One of the more heralded niche outfits of the indie world, Troma Entertainment are best known for their successful run of splattery, irreverent movies in the 80’s, but have also an enviable reputation for spotting talent on the way up; Trey Parker and Matt Stone, JJ Abrams and others got early breaks from Lloyd Kaufman and Michael Herz’ Long Island-based company. So it’s nice to see them repeat the trick by picking up writer/director/producer Brian Patrick Butler’s apocalyptic sci-fi body-horror Friend of the World for streaming distribution; while not typical of the Troma imprint, it’s easy to see why they’d be attracted to this film…
‘Civilization has peaked’ and an end of days event has taken place; in a bunker somewhere, a young girl regains consciousness in a room full of corpses. Not all of these corpses are staying dead, and Diane (Alexandra Slade) needs help to survive; she gets it in the form of Gore (Nick Young in John Wayne mode), a war general who seems to have a loose grip on reality and considers her a ‘weakling’. One adversary splatters his face with some goo, which seems to have deadly properties; fortunately Gore has a vaccine on hand, but is the prevention as dangerous as the cure, and what hope do the two fugitives have of survival?
Friend of the World clocks in at an unusual 50 mins; too long for a short, and too short for a feature used to be the prevailing line of thought for this kind of experiment. But streaming changes that, and there’s something to be said for the lack of padding here; Butler’s film plays like an extended Twilight Zone episode, with two actors giving it their all, and a novel idea that has elements of The Thing and early Cronenberg; it’s certainly a novelty that sci-fi and horror fans will dig, because even if it’s a tough watch at times, shot in edgy black and white with bursts of colour, it’s a one-off that certainly provides proof of a good concept.
Friend of the World isn’t a mainstream project, but it’s an innovative, darkly literate film that opens with a quote from Dante, and this time, we don’t mean Joe. ‘To survive this world you have to be perfect’ is a take-away, but to say more would give away some tight hair-pin twists; this must be the only Troma film to date to include the introspective line ‘I am everything except myself’.

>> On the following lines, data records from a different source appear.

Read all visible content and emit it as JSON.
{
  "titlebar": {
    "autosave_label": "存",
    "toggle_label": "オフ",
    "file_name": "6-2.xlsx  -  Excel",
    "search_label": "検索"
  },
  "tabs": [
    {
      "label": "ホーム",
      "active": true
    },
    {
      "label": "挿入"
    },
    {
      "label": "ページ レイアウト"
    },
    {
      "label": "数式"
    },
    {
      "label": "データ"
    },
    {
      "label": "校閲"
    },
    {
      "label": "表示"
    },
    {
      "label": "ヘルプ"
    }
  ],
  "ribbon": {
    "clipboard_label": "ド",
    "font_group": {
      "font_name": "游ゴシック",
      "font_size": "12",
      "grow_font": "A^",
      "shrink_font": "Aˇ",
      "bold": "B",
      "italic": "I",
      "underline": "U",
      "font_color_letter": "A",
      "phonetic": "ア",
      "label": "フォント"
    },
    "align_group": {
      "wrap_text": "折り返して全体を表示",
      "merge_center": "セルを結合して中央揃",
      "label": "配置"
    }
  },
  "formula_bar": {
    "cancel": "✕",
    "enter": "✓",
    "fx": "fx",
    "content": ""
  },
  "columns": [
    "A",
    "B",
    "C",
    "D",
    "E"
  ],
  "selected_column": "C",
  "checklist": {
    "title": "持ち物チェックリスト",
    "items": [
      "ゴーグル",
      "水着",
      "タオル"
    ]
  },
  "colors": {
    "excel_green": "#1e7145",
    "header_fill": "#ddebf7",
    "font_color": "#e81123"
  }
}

It’s not the end of the world: “FRIEND OF THE WORLD” is available from April 2022 on the